The war on land went badly for the Americans. The quick conquest of Canada promised by the War Hawks turned into defeat rather than victory. The nations new capital, Washington D.C., was burned by British troops, but a moral victory for the Americans was attained by the courageous resistance at Fort McHenry that saved Baltimore from Washingtons fate. This battle was made famous by Francis Scott Keys poem that became our national anthem. The one bright spot for the American cause was the success of the US Navy. Victories by the USS Constitution under Captain Isaac Hull over the British Frigate the Guerriere and Commodore Oliver Hazard Perry's defeat of the British flotilla on Lake Erie gave the Americans something about which to toast and sing songs.
The Hartford Convention

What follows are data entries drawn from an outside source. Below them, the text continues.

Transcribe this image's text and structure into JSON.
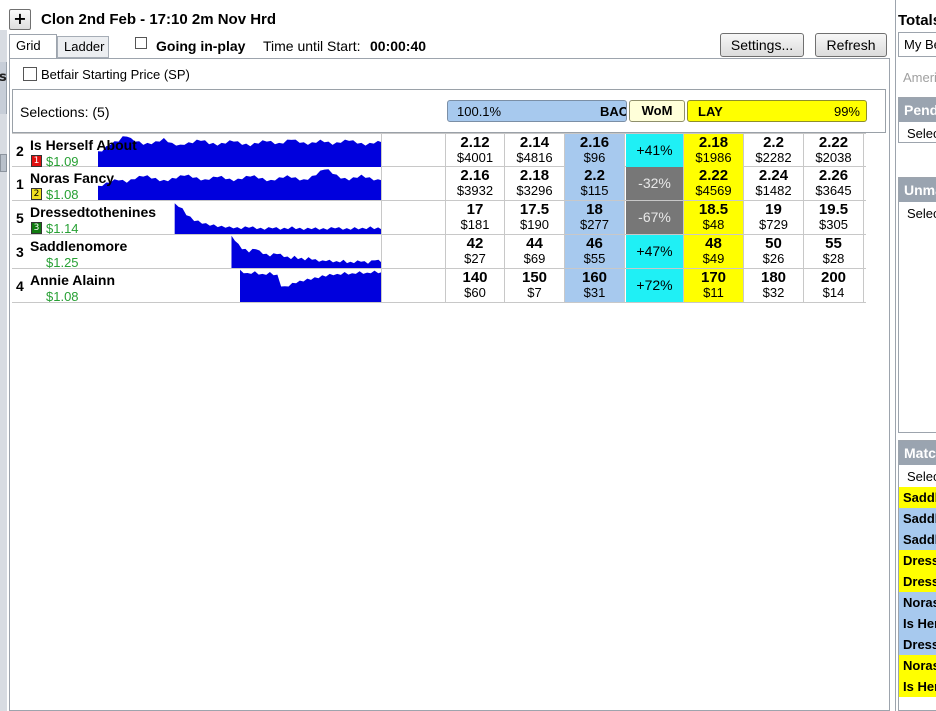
{
  "market": {
    "title": "Clon 2nd Feb - 17:10 2m Nov Hrd",
    "tabs": [
      "Grid",
      "Ladder"
    ],
    "going_inplay_label": "Going in-play",
    "countdown_label": "Time until Start:",
    "countdown_value": "00:00:40",
    "settings_label": "Settings...",
    "refresh_label": "Refresh",
    "sp_label": "Betfair Starting Price (SP)",
    "selections_label": "Selections: (5)",
    "back_book": "100.1%",
    "back_title": "BACK",
    "wom_title": "WoM",
    "lay_title": "LAY",
    "lay_book": "99%",
    "left_edge_glyph": "s"
  },
  "runners": [
    {
      "number": "2",
      "name": "Is Herself About",
      "silk_number": "1",
      "silk_color": "#e01010",
      "odds": "$1.09",
      "prices": [
        {
          "price": "2.12",
          "amount": "$4001"
        },
        {
          "price": "2.14",
          "amount": "$4816"
        },
        {
          "price": "2.16",
          "amount": "$96"
        },
        {
          "price": "2.18",
          "amount": "$1986"
        },
        {
          "price": "2.2",
          "amount": "$2282"
        },
        {
          "price": "2.22",
          "amount": "$2038"
        }
      ],
      "wom": "+41%",
      "wom_sign": "pos",
      "spark": [
        0.45,
        0.5,
        0.6,
        0.7,
        0.75,
        0.8,
        0.9,
        0.95,
        0.85,
        0.8,
        0.75,
        0.7,
        0.7,
        0.72,
        0.75,
        0.8,
        0.85,
        0.78,
        0.7,
        0.68,
        0.65,
        0.7,
        0.72,
        0.75,
        0.8,
        0.82,
        0.78,
        0.72,
        0.7,
        0.68,
        0.7,
        0.74,
        0.78,
        0.8,
        0.75,
        0.7,
        0.68,
        0.66,
        0.7,
        0.74,
        0.78,
        0.8,
        0.76,
        0.72,
        0.7,
        0.74,
        0.8,
        0.85,
        0.8,
        0.76,
        0.72,
        0.7,
        0.72,
        0.76,
        0.8,
        0.78,
        0.74,
        0.7,
        0.72,
        0.76,
        0.8,
        0.82,
        0.78,
        0.74,
        0.7,
        0.68,
        0.7,
        0.74,
        0.76,
        0.78
      ],
      "spark_start": 0.0
    },
    {
      "number": "1",
      "name": "Noras Fancy",
      "silk_number": "2",
      "silk_color": "#f0e020",
      "odds": "$1.08",
      "prices": [
        {
          "price": "2.16",
          "amount": "$3932"
        },
        {
          "price": "2.18",
          "amount": "$3296"
        },
        {
          "price": "2.2",
          "amount": "$115"
        },
        {
          "price": "2.22",
          "amount": "$4569"
        },
        {
          "price": "2.24",
          "amount": "$1482"
        },
        {
          "price": "2.26",
          "amount": "$3645"
        }
      ],
      "wom": "-32%",
      "wom_sign": "neg",
      "spark": [
        0.4,
        0.45,
        0.5,
        0.55,
        0.6,
        0.62,
        0.58,
        0.55,
        0.6,
        0.66,
        0.7,
        0.74,
        0.72,
        0.68,
        0.64,
        0.6,
        0.58,
        0.6,
        0.64,
        0.68,
        0.72,
        0.76,
        0.74,
        0.7,
        0.66,
        0.62,
        0.6,
        0.64,
        0.68,
        0.72,
        0.7,
        0.66,
        0.62,
        0.6,
        0.62,
        0.66,
        0.7,
        0.74,
        0.72,
        0.68,
        0.64,
        0.6,
        0.58,
        0.62,
        0.66,
        0.7,
        0.72,
        0.7,
        0.66,
        0.62,
        0.6,
        0.64,
        0.7,
        0.78,
        0.86,
        0.95,
        0.9,
        0.82,
        0.74,
        0.68,
        0.64,
        0.62,
        0.66,
        0.7,
        0.74,
        0.7,
        0.66,
        0.62,
        0.6,
        0.62
      ],
      "spark_start": 0.0
    },
    {
      "number": "5",
      "name": "Dressedtothenines",
      "silk_number": "3",
      "silk_color": "#107a10",
      "odds": "$1.14",
      "prices": [
        {
          "price": "17",
          "amount": "$181"
        },
        {
          "price": "17.5",
          "amount": "$190"
        },
        {
          "price": "18",
          "amount": "$277"
        },
        {
          "price": "18.5",
          "amount": "$48"
        },
        {
          "price": "19",
          "amount": "$729"
        },
        {
          "price": "19.5",
          "amount": "$305"
        }
      ],
      "wom": "-67%",
      "wom_sign": "neg",
      "spark": [
        0.9,
        0.85,
        0.75,
        0.6,
        0.5,
        0.42,
        0.38,
        0.34,
        0.3,
        0.28,
        0.26,
        0.24,
        0.22,
        0.22,
        0.2,
        0.2,
        0.18,
        0.18,
        0.2,
        0.22,
        0.2,
        0.18,
        0.16,
        0.16,
        0.18,
        0.2,
        0.18,
        0.16,
        0.16,
        0.18,
        0.2,
        0.18,
        0.16,
        0.15,
        0.16,
        0.18,
        0.17,
        0.16,
        0.15,
        0.16,
        0.18,
        0.2,
        0.18,
        0.16,
        0.15,
        0.16,
        0.18,
        0.17,
        0.16,
        0.18,
        0.2,
        0.18,
        0.17,
        0.16
      ],
      "spark_start": 0.27
    },
    {
      "number": "3",
      "name": "Saddlenomore",
      "silk_number": "",
      "silk_color": "",
      "odds": "$1.25",
      "prices": [
        {
          "price": "42",
          "amount": "$27"
        },
        {
          "price": "44",
          "amount": "$69"
        },
        {
          "price": "46",
          "amount": "$55"
        },
        {
          "price": "48",
          "amount": "$49"
        },
        {
          "price": "50",
          "amount": "$26"
        },
        {
          "price": "55",
          "amount": "$28"
        }
      ],
      "wom": "+47%",
      "wom_sign": "pos",
      "spark": [
        0.95,
        0.85,
        0.7,
        0.6,
        0.55,
        0.5,
        0.55,
        0.6,
        0.5,
        0.45,
        0.4,
        0.38,
        0.42,
        0.45,
        0.4,
        0.36,
        0.32,
        0.3,
        0.34,
        0.3,
        0.28,
        0.26,
        0.3,
        0.28,
        0.24,
        0.22,
        0.2,
        0.24,
        0.22,
        0.2,
        0.18,
        0.2,
        0.22,
        0.18,
        0.16,
        0.18,
        0.2,
        0.22,
        0.18,
        0.16,
        0.2,
        0.26,
        0.22,
        0.18
      ],
      "spark_start": 0.47
    },
    {
      "number": "4",
      "name": "Annie Alainn",
      "silk_number": "",
      "silk_color": "",
      "odds": "$1.08",
      "prices": [
        {
          "price": "140",
          "amount": "$60"
        },
        {
          "price": "150",
          "amount": "$7"
        },
        {
          "price": "160",
          "amount": "$31"
        },
        {
          "price": "170",
          "amount": "$11"
        },
        {
          "price": "180",
          "amount": "$32"
        },
        {
          "price": "200",
          "amount": "$14"
        }
      ],
      "wom": "+72%",
      "wom_sign": "pos",
      "spark": [
        0.95,
        0.9,
        0.85,
        0.88,
        0.9,
        0.86,
        0.82,
        0.85,
        0.88,
        0.84,
        0.8,
        0.5,
        0.45,
        0.5,
        0.55,
        0.6,
        0.62,
        0.65,
        0.68,
        0.7,
        0.72,
        0.75,
        0.78,
        0.8,
        0.82,
        0.84,
        0.82,
        0.85,
        0.88,
        0.86,
        0.84,
        0.88,
        0.9,
        0.88,
        0.86,
        0.9,
        0.92,
        0.9,
        0.88
      ],
      "spark_start": 0.5
    }
  ],
  "sidebar": {
    "title": "Totals",
    "tab_label": "My Bets",
    "hint": "American",
    "pending_title": "Pending",
    "pending_select": "Select",
    "unmatched_title": "Unmatched",
    "unmatched_select": "Select",
    "matched_title": "Matched",
    "matched_select": "Select",
    "matched_items": [
      {
        "label": "Saddlenomore",
        "side": "lay"
      },
      {
        "label": "Saddlenomore",
        "side": "back"
      },
      {
        "label": "Saddlenomore",
        "side": "back"
      },
      {
        "label": "Dressedtothenines",
        "side": "lay"
      },
      {
        "label": "Dressedtothenines",
        "side": "lay"
      },
      {
        "label": "Noras Fancy",
        "side": "back"
      },
      {
        "label": "Is Herself About",
        "side": "back"
      },
      {
        "label": "Dressedtothenines",
        "side": "back"
      },
      {
        "label": "Noras Fancy",
        "side": "lay"
      },
      {
        "label": "Is Herself About",
        "side": "lay"
      }
    ]
  },
  "colors": {
    "back": "#a7c9ee",
    "lay": "#ffff00",
    "wom_positive": "#1ff0f5",
    "wom_negative": "#777777",
    "odds_green": "#27a034",
    "spark_fill": "#0000dd",
    "sidebar_header": "#9aa4b0"
  }
}
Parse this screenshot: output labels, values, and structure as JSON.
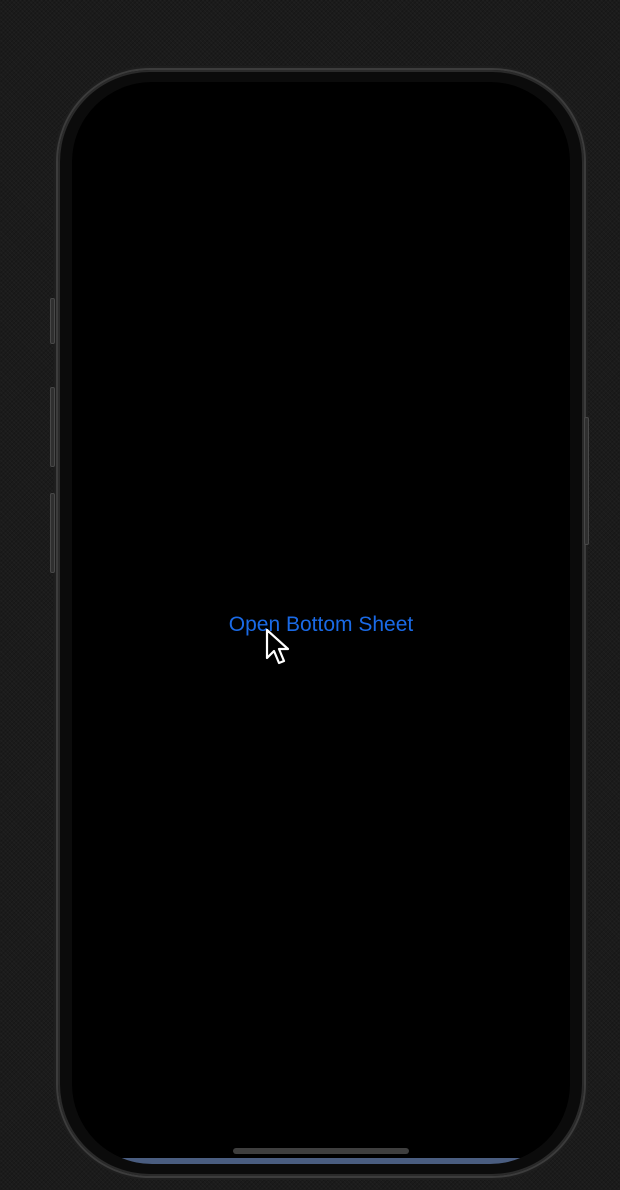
{
  "screen": {
    "background": "#000000",
    "primary_button_label": "Open Bottom Sheet",
    "accent_color": "#1a6ae6"
  },
  "device": {
    "type": "iPhone",
    "frame_color": "#0b0b0b"
  },
  "cursor": {
    "icon": "arrow-pointer-icon"
  }
}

Sectional opposition to the war grew even stronger with the seeming failure of American arms on most fronts. New England states openly disapproved of the war and would not raise money to support it nor send their militias outside of their states. In October 1814, the legislature of Massachusetts called for a convention to lay the foundation for a radical reform in the National Compact, and Federalists from all the New England states gathered in December in Hartford, Connecticut. Some of the more radical delegates called for secession from the union, but the moderate majority rejected the secession idea and instead called for revisions to the United States Constitution. They sought an end to the Virginia Dynasty (all presidents had been Virginians except for John Adams of Massachusetts) by limiting the presidency to one four-year term and rotating the office among citizens from different states. In addition, they wanted more control over the use of economic embargoes, trade prohibitions, and declarations of war by requiring a 2/3-majority vote in the Congress. The Federalists minority hoped that the war would continue to go badly and that the majority of citizens would turn against it. Yet, it was not to be. Peace was obtained with the signing of the Treaty of Ghent on Christmas Eve, 1814. The greatest American victory of the war, however, came two weeks later on January 8, 1815, when General Andrew Jacksons troops soundly defeated the British at New Orleans. These events made the Hartford Conventions call for revisions to the Constitution a moot point. In addition, it contributed to the demise of the Federalist Party. The Hartford Convention and talk of secession did however, continue to emphasize the important strand of states rights vs. national control that had arisen earlier in statements like the Kentucky and Virginia Resolves.
The end of the war in Europe and a return to normal trade with Great Britain and France allowed the new nation to move into a period of peace and prosperity described as the Era of Good Feelings.